◆ Assignment ◆
Nothing in the data may be omitted; output it all verbatim.

Excerpts from an interface dataset

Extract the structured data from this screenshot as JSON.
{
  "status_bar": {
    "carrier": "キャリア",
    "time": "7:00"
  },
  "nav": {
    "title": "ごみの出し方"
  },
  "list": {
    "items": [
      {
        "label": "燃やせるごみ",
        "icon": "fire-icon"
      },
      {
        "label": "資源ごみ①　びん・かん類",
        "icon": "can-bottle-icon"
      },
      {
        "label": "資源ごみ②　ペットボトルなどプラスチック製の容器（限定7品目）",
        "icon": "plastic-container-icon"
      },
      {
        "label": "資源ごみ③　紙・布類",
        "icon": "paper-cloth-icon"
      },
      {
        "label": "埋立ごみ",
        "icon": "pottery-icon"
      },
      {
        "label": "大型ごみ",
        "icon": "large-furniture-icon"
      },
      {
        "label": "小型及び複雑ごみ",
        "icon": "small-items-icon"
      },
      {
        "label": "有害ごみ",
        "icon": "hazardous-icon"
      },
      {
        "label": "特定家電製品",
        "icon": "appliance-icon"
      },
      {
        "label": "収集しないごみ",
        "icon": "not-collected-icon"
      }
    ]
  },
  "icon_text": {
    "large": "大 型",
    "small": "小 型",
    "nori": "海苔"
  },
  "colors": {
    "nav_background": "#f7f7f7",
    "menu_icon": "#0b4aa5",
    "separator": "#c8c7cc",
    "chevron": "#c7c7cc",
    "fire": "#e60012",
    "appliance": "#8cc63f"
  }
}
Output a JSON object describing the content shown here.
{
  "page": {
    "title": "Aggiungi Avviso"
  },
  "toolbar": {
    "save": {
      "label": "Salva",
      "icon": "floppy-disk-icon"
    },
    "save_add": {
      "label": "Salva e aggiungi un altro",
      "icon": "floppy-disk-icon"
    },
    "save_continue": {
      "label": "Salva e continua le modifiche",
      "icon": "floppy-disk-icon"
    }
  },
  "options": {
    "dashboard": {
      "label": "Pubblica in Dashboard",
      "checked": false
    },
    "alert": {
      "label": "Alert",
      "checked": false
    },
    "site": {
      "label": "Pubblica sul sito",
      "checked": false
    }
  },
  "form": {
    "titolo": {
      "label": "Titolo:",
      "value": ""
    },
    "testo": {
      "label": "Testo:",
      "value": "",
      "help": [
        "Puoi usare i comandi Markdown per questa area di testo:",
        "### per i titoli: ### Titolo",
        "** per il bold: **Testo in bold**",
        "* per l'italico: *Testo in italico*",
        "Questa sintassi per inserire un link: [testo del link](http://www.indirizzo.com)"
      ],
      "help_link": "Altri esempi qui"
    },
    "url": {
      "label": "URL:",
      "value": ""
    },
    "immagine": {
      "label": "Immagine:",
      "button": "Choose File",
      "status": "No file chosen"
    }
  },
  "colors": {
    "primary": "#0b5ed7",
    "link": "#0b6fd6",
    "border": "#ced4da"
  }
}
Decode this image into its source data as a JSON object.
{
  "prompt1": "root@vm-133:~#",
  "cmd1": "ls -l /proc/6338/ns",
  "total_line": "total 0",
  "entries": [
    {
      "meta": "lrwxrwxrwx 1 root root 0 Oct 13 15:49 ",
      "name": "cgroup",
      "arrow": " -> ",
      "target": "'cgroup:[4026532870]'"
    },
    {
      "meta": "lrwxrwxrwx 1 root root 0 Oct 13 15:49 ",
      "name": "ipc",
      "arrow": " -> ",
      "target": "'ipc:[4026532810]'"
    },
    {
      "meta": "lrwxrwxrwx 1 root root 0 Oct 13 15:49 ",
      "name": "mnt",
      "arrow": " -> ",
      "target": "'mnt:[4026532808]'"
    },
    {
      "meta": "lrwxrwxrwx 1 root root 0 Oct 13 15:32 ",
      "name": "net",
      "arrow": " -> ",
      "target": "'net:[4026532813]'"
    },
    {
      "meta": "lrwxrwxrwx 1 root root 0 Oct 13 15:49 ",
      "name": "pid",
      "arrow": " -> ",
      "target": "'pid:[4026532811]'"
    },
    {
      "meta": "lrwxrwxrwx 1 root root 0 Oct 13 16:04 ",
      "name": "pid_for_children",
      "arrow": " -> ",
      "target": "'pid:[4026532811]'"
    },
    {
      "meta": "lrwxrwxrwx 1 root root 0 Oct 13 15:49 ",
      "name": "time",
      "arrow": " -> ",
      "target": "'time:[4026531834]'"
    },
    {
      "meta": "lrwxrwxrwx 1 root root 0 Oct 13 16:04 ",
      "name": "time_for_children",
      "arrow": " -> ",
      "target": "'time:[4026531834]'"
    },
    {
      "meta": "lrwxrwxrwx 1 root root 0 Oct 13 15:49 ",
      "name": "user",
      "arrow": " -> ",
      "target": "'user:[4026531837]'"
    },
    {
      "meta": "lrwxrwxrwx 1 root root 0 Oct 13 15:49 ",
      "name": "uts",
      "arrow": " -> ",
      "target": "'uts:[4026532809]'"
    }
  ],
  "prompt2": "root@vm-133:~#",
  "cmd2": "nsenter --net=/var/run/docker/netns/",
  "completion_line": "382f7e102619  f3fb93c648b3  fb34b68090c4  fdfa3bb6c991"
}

◆ Completed task ◆
Extract the structured data from this screenshot as JSON.
{
  "status_bar": {
    "carrier": "キャリア",
    "time": "7:00"
  },
  "nav": {
    "title": "ごみの出し方"
  },
  "list": {
    "items": [
      {
        "label": "燃やせるごみ",
        "icon": "fire-icon"
      },
      {
        "label": "資源ごみ①　びん・かん類",
        "icon": "can-bottle-icon"
      },
      {
        "label": "資源ごみ②　ペットボトルなどプラスチック製の容器（限定7品目）",
        "icon": "plastic-container-icon"
      },
      {
        "label": "資源ごみ③　紙・布類",
        "icon": "paper-cloth-icon"
      },
      {
        "label": "埋立ごみ",
        "icon": "pottery-icon"
      },
      {
        "label": "大型ごみ",
        "icon": "large-furniture-icon"
      },
      {
        "label": "小型及び複雑ごみ",
        "icon": "small-items-icon"
      },
      {
        "label": "有害ごみ",
        "icon": "hazardous-icon"
      },
      {
        "label": "特定家電製品",
        "icon": "appliance-icon"
      },
      {
        "label": "収集しないごみ",
        "icon": "not-collected-icon"
      }
    ]
  },
  "icon_text": {
    "large": "大 型",
    "small": "小 型",
    "nori": "海苔"
  },
  "colors": {
    "nav_background": "#f7f7f7",
    "menu_icon": "#0b4aa5",
    "separator": "#c8c7cc",
    "chevron": "#c7c7cc",
    "fire": "#e60012",
    "appliance": "#8cc63f"
  }
}
Output a JSON object describing the content shown here.
{
  "page": {
    "title": "Aggiungi Avviso"
  },
  "toolbar": {
    "save": {
      "label": "Salva",
      "icon": "floppy-disk-icon"
    },
    "save_add": {
      "label": "Salva e aggiungi un altro",
      "icon": "floppy-disk-icon"
    },
    "save_continue": {
      "label": "Salva e continua le modifiche",
      "icon": "floppy-disk-icon"
    }
  },
  "options": {
    "dashboard": {
      "label": "Pubblica in Dashboard",
      "checked": false
    },
    "alert": {
      "label": "Alert",
      "checked": false
    },
    "site": {
      "label": "Pubblica sul sito",
      "checked": false
    }
  },
  "form": {
    "titolo": {
      "label": "Titolo:",
      "value": ""
    },
    "testo": {
      "label": "Testo:",
      "value": "",
      "help": [
        "Puoi usare i comandi Markdown per questa area di testo:",
        "### per i titoli: ### Titolo",
        "** per il bold: **Testo in bold**",
        "* per l'italico: *Testo in italico*",
        "Questa sintassi per inserire un link: [testo del link](http://www.indirizzo.com)"
      ],
      "help_link": "Altri esempi qui"
    },
    "url": {
      "label": "URL:",
      "value": ""
    },
    "immagine": {
      "label": "Immagine:",
      "button": "Choose File",
      "status": "No file chosen"
    }
  },
  "colors": {
    "primary": "#0b5ed7",
    "link": "#0b6fd6",
    "border": "#ced4da"
  }
}
Decode this image into its source data as a JSON object.
{
  "prompt1": "root@vm-133:~#",
  "cmd1": "ls -l /proc/6338/ns",
  "total_line": "total 0",
  "entries": [
    {
      "meta": "lrwxrwxrwx 1 root root 0 Oct 13 15:49 ",
      "name": "cgroup",
      "arrow": " -> ",
      "target": "'cgroup:[4026532870]'"
    },
    {
      "meta": "lrwxrwxrwx 1 root root 0 Oct 13 15:49 ",
      "name": "ipc",
      "arrow": " -> ",
      "target": "'ipc:[4026532810]'"
    },
    {
      "meta": "lrwxrwxrwx 1 root root 0 Oct 13 15:49 ",
      "name": "mnt",
      "arrow": " -> ",
      "target": "'mnt:[4026532808]'"
    },
    {
      "meta": "lrwxrwxrwx 1 root root 0 Oct 13 15:32 ",
      "name": "net",
      "arrow": " -> ",
      "target": "'net:[4026532813]'"
    },
    {
      "meta": "lrwxrwxrwx 1 root root 0 Oct 13 15:49 ",
      "name": "pid",
      "arrow": " -> ",
      "target": "'pid:[4026532811]'"
    },
    {
      "meta": "lrwxrwxrwx 1 root root 0 Oct 13 16:04 ",
      "name": "pid_for_children",
      "arrow": " -> ",
      "target": "'pid:[4026532811]'"
    },
    {
      "meta": "lrwxrwxrwx 1 root root 0 Oct 13 15:49 ",
      "name": "time",
      "arrow": " -> ",
      "target": "'time:[4026531834]'"
    },
    {
      "meta": "lrwxrwxrwx 1 root root 0 Oct 13 16:04 ",
      "name": "time_for_children",
      "arrow": " -> ",
      "target": "'time:[4026531834]'"
    },
    {
      "meta": "lrwxrwxrwx 1 root root 0 Oct 13 15:49 ",
      "name": "user",
      "arrow": " -> ",
      "target": "'user:[4026531837]'"
    },
    {
      "meta": "lrwxrwxrwx 1 root root 0 Oct 13 15:49 ",
      "name": "uts",
      "arrow": " -> ",
      "target": "'uts:[4026532809]'"
    }
  ],
  "prompt2": "root@vm-133:~#",
  "cmd2": "nsenter --net=/var/run/docker/netns/",
  "completion_line": "382f7e102619  f3fb93c648b3  fb34b68090c4  fdfa3bb6c991"
}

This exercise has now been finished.